When I first began my cannabis journey, I clearly remember coming across the number 420. From hearing the popular phrase “420 blaze it” to seeing a multitude of 420 related posts on Instagram, my curiosity for this number was officially sparked (pun slightly intended). Diving deep into cannabis-related articles, I found that this number did not officially originate from police officers using it as a code for “marijuana smoking in progress”. Rather, it all started with a validated, credible story of an average group of high school kids known as The Waldo’s.

Marin County, California is the home to San Rafael High School where, in 1971, a group of five kids created the code 420. It started as a joke to signify the after-school time of where they would all meet to enjoy a puff of the plant, and continue their search for a mysterious, hidden patch where cannabis was said to be growing. Even though they never found what they were looking for, their 4:20 meet-up time stuck and eventually became slang for smoking marijuana. But the term didn’t really start to gain popularity until one of the Waldo’s, Dave Reddix, was introduced to Phil Lesh. As the bassist for The Grateful Dead adopted The Waldo’s use of “420”, the term really started to take off with the help of dedicated Deadheads in 1990.
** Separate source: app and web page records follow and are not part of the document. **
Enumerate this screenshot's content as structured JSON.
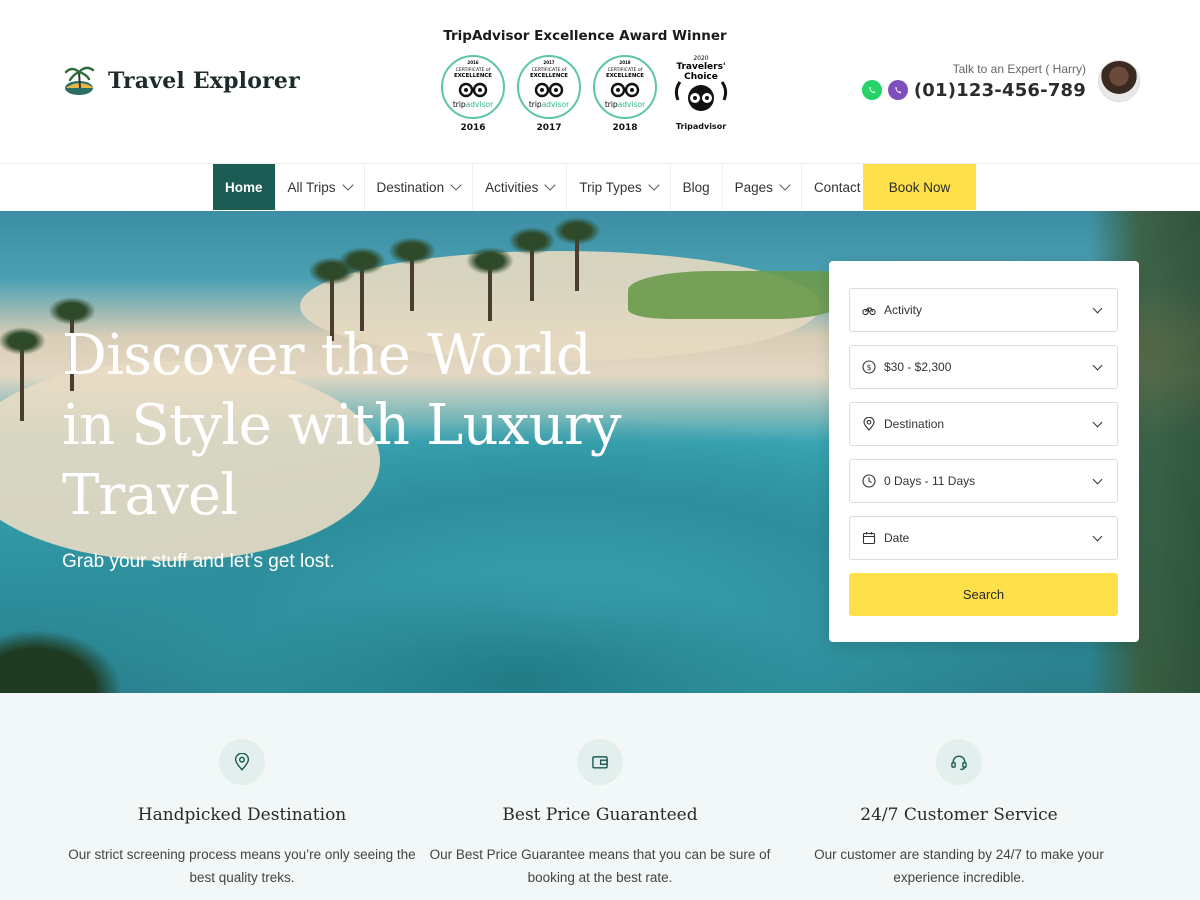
{
  "header": {
    "brand": "Travel Explorer",
    "award_title": "TripAdvisor Excellence Award Winner",
    "badges": [
      {
        "top": "CERTIFICATE of EXCELLENCE",
        "brand": "tripadvisor",
        "year": "2016"
      },
      {
        "top": "CERTIFICATE of EXCELLENCE",
        "brand": "tripadvisor",
        "year": "2017"
      },
      {
        "top": "CERTIFICATE of EXCELLENCE",
        "brand": "tripadvisor",
        "year": "2018"
      },
      {
        "top": "2020",
        "title": "Travelers' Choice",
        "brand": "Tripadvisor"
      }
    ],
    "expert_label": "Talk to an Expert ( Harry)",
    "phone": "(01)123-456-789"
  },
  "nav": {
    "items": [
      {
        "label": "Home",
        "dropdown": false,
        "active": true
      },
      {
        "label": "All Trips",
        "dropdown": true
      },
      {
        "label": "Destination",
        "dropdown": true
      },
      {
        "label": "Activities",
        "dropdown": true
      },
      {
        "label": "Trip Types",
        "dropdown": true
      },
      {
        "label": "Blog",
        "dropdown": false
      },
      {
        "label": "Pages",
        "dropdown": true
      },
      {
        "label": "Contact",
        "dropdown": false
      }
    ],
    "cta": "Book Now"
  },
  "hero": {
    "title": "Discover the World in Style with Luxury Travel",
    "subtitle": "Grab your stuff and let’s get lost."
  },
  "search": {
    "fields": [
      {
        "icon": "bicycle-icon",
        "value": "Activity"
      },
      {
        "icon": "dollar-icon",
        "value": "$30 - $2,300"
      },
      {
        "icon": "location-pin-icon",
        "value": "Destination"
      },
      {
        "icon": "clock-icon",
        "value": "0 Days - 11 Days"
      },
      {
        "icon": "calendar-icon",
        "value": "Date"
      }
    ],
    "button": "Search"
  },
  "features": [
    {
      "icon": "location-pin-icon",
      "title": "Handpicked Destination",
      "desc": "Our strict screening process means you’re only seeing the best quality treks."
    },
    {
      "icon": "wallet-icon",
      "title": "Best Price Guaranteed",
      "desc": "Our Best Price Guarantee means that you can be sure of booking at the best rate."
    },
    {
      "icon": "headset-icon",
      "title": "24/7 Customer Service",
      "desc": "Our customer are standing by 24/7 to make your experience incredible."
    }
  ],
  "colors": {
    "primary": "#1d5c55",
    "accent": "#fde04a",
    "feature_bg": "#f2f8f7",
    "whatsapp": "#25d366",
    "viber": "#7d4fbd"
  }
}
This group of Grateful Dead fans created a flyer that birthed the idea of having a collective group of people smoke “420” on April 20th at 4:20pm. Making its way around the community, the Deadhead’s flyer made its way to High Times magazine reporter, Steve Bloom. By the following year in 1991, this cannabis-related magazine printed out the flyer which set off the worldwide use of “420”. It became not only the universal code for cannabis, but it also created the reputation as the annual gathering of pot smokers, and now serving as the Black Friday of cannabis led by legal cannabis brands and dispensaries.